Examples of Benzodiazepines
Common examples of benzodiazepine medications that are prescribed to treat mental health issues and insomnia include:
- Lorazepam (Ativan)
- Alprazolam (Xanax)
- Clonazepam (Klonopin)
- Diazepam (Valium)
- Chlordiazepoxide (Librium)
- Triazolam (Halcion)
- Midazolam (Versed)
Buying benzodiazepines off the street from drug dealers is never advised, as often these pills are counterfeit drugs that contain a variety of other substances, pressed into a lookalike version of Xanax or Valium. These counterfeit pills are unregulated, and they are produced with the sole purpose of making money. Many contain fentanyl, and, as they say, one pill can kill if you end up with a high dose of this potent opioid. You can never be certain that what you are taking is what you think it is when it is purchased from a drug trafficker.
Times When Benzos Are Prescribed
Benzodiazepines are prescribed for a wide scope of reasons. They reduce distress, induce calm, and help relieve certain types of physical or emotional pain on a short-term basis. Benzos are not a cure, they are an aid to help you through a particularly difficult period of time and are most effective when used alongside other treatments like therapy, physical health care, and lifestyle changes. Most are effective (and safe) when used as a one-time dose rather than an everyday medication, as a tolerance can quickly develop if used regularly for more than a few weeks. It is not a good idea to use benzodiazepines if you have a substance use disorder or health issues like heart or lung problems, liver or kidney disease, or muscle weakness (myasthenia gravis).
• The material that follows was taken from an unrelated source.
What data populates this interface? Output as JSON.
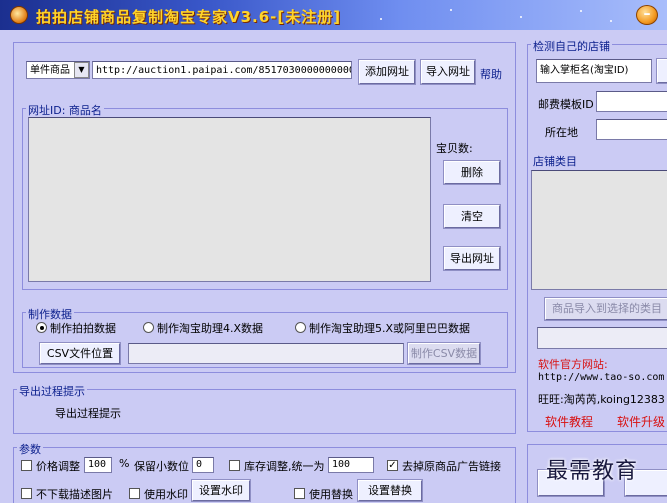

Benzodiazepines are often prescribed for issues like:
- Anxiety disorders
- Panic disorders
- Post-traumatic stress disorder (PTSD)
- Alcohol detox withdrawal symptoms
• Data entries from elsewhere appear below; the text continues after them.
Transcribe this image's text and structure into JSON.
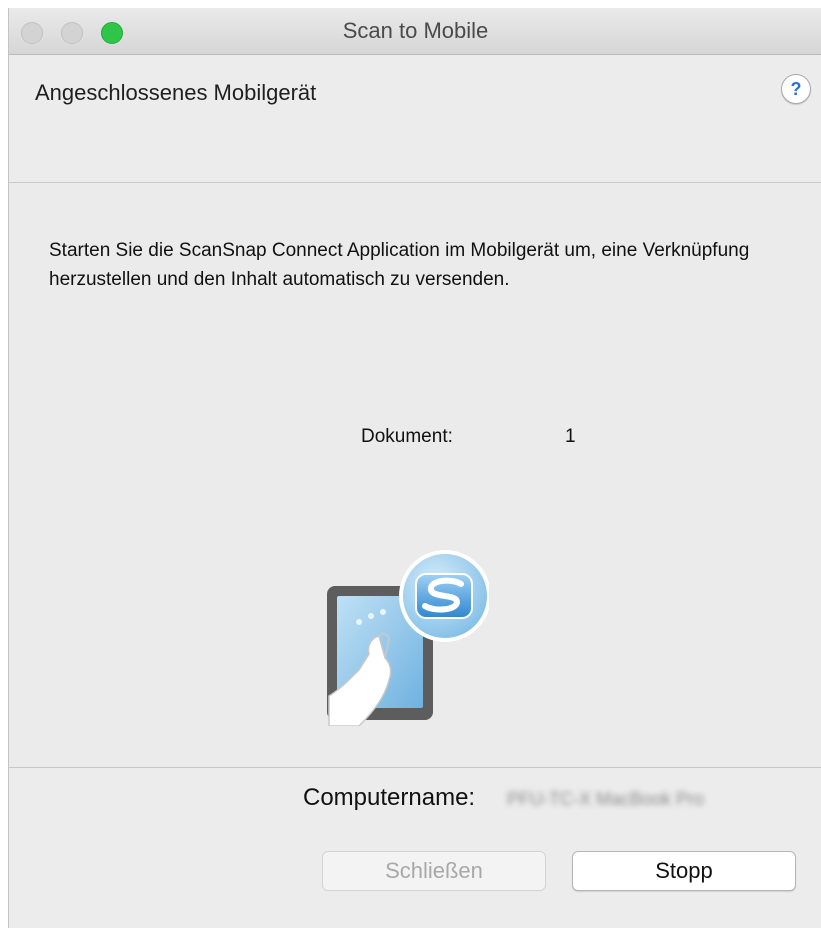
{
  "window": {
    "title": "Scan to Mobile"
  },
  "header": {
    "label": "Angeschlossenes Mobilgerät",
    "help": "?"
  },
  "main": {
    "message": "Starten Sie die ScanSnap Connect Application im Mobilgerät um, eine Verknüpfung herzustellen und den Inhalt automatisch zu versenden.",
    "document_label": "Dokument:",
    "document_count": "1",
    "illustration": "tablet-touch-scansnap-icon"
  },
  "footer": {
    "computer_label": "Computername:",
    "computer_value": "PFU-TC-X MacBook Pro",
    "close_label": "Schließen",
    "stop_label": "Stopp"
  },
  "colors": {
    "zoom_button": "#2ec548",
    "help_glyph": "#2b6fd6",
    "window_bg": "#ececec"
  }
}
- Depression or grief
- Restless leg syndrome
- Insomnia and other sleep disorders
- Sedation or muscle relaxation
- Seizure disorders or acute seizures
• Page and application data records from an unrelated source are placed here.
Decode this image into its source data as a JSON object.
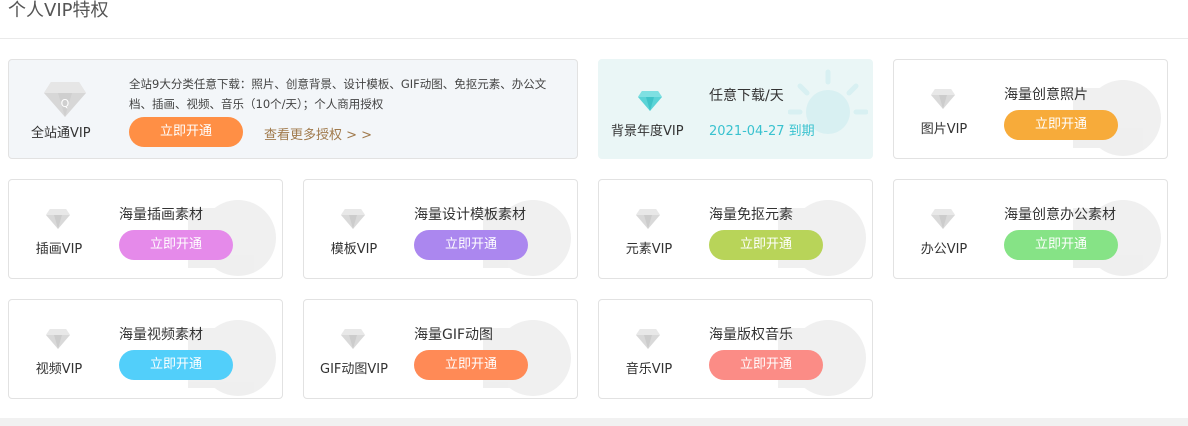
{
  "page": {
    "title": "个人VIP特权"
  },
  "all_site": {
    "name": "全站通VIP",
    "desc": "全站9大分类任意下载：照片、创意背景、设计模板、GIF动图、免抠元素、办公文档、插画、视频、音乐（10个/天）；个人商用授权",
    "button": "立即开通",
    "button_color": "#ff8f45",
    "more_link": "查看更多授权 > >"
  },
  "background_annual": {
    "name": "背景年度VIP",
    "desc": "任意下载/天",
    "expire": "2021-04-27 到期",
    "accent": "#39c2cf"
  },
  "vip_cards": [
    {
      "name": "图片VIP",
      "desc": "海量创意照片",
      "button": "立即开通",
      "color": "#f7ab3a"
    },
    {
      "name": "插画VIP",
      "desc": "海量插画素材",
      "button": "立即开通",
      "color": "#e58aea"
    },
    {
      "name": "模板VIP",
      "desc": "海量设计模板素材",
      "button": "立即开通",
      "color": "#ab87ef"
    },
    {
      "name": "元素VIP",
      "desc": "海量免抠元素",
      "button": "立即开通",
      "color": "#b8d459"
    },
    {
      "name": "办公VIP",
      "desc": "海量创意办公素材",
      "button": "立即开通",
      "color": "#86e386"
    },
    {
      "name": "视频VIP",
      "desc": "海量视频素材",
      "button": "立即开通",
      "color": "#52cffa"
    },
    {
      "name": "GIF动图VIP",
      "desc": "海量GIF动图",
      "button": "立即开通",
      "color": "#ff8a56"
    },
    {
      "name": "音乐VIP",
      "desc": "海量版权音乐",
      "button": "立即开通",
      "color": "#fb8c86"
    }
  ],
  "icons": {
    "vip_gem": "diamond-icon"
  }
}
- Inducing amnesia during medical procedures
You should exercise caution when taking other medications, as benzodiazepines can react or change the drug effects. Never drink alcohol while using benzos, and avoid using other drugs, as serious complications, brain damage, and even death can occur. Always talk to your doctor or pharmacist about drug interactions before mixing prescription and over-the-counter drugs.
7 Negative Effects of Benzos
There are several negative effects of benzos that can arise from short-term and long-term use. Some of the risks include:
- Dangerous or uncomfortable side effects – common side effects that can arise while taking benzodiazepines include slurred speech, drowsiness, nausea, cognitive impairment, memory loss, and respiratory depression. Users may feel confused, have blurred vision, experience memory issues, and begin to develop cravings for benzos.
- They physically alter brain structures – benzos make changes to the structures in the brain that regulate neurotransmitters, which can make long-term stress and anxiety management much more difficult to the user, long-term.
- They cause users to develop a tolerance – the effects of the drugs lower very quickly in regular users, making their effects less noticeable. This causes users to take more of the medication than prescribed, leading to physical dependence with dangerous withdrawal symptoms that can cause a psychological dependence.
- They are addictive – benzos cause a rapid psychological dependence along with a physical dependence, making them highly addictive, even when they have been prescribed by a doctor. Quitting benzos often requires therapy and other treatments in a rehab program.
- There is a serious risk of overdose – because these medications lead to respiratory depression, if you take too many or mix them with other depressant substances like alcohol or opioids, they can cause you to relax so much that you simply stop breathing, which can lead to serious brain damage and death.
- Withdrawal symptoms are serious – quitting benzos after developing a physical dependence is not easy and can be dangerous to the user’s health if not overseen by medical professionals. Common withdrawal symptoms include headaches, nausea, difficulty sleeping, difficulty concentrating, muscle stiffness and spasms, difficulty breathing, dizziness, tremors, paranoia, tension and anxiety, psychosis, hallucinations, and seizures. Quitting often necessitates a medication-assisted treatment plan with a slow tapering-off of these addictive drugs.
- They are overprescribed – unfortunately, the effects of benzodiazepine drugs are not as well known as those of other prescription medications, making them under-regulated and over-prescribed. Doctors often feel pressure to provide “quick fix” help to people suffering from anxiety, sleep issues, or other ailments over longer-term therapies and antidepressants. They also do not have the time to speak in depth with patients about their lives and their conditions, or to educate patients on the risks of taking benzos. It can also be more difficult for patients to receive therapy and mental health help, leading to a dependence on medication to relieve symptoms.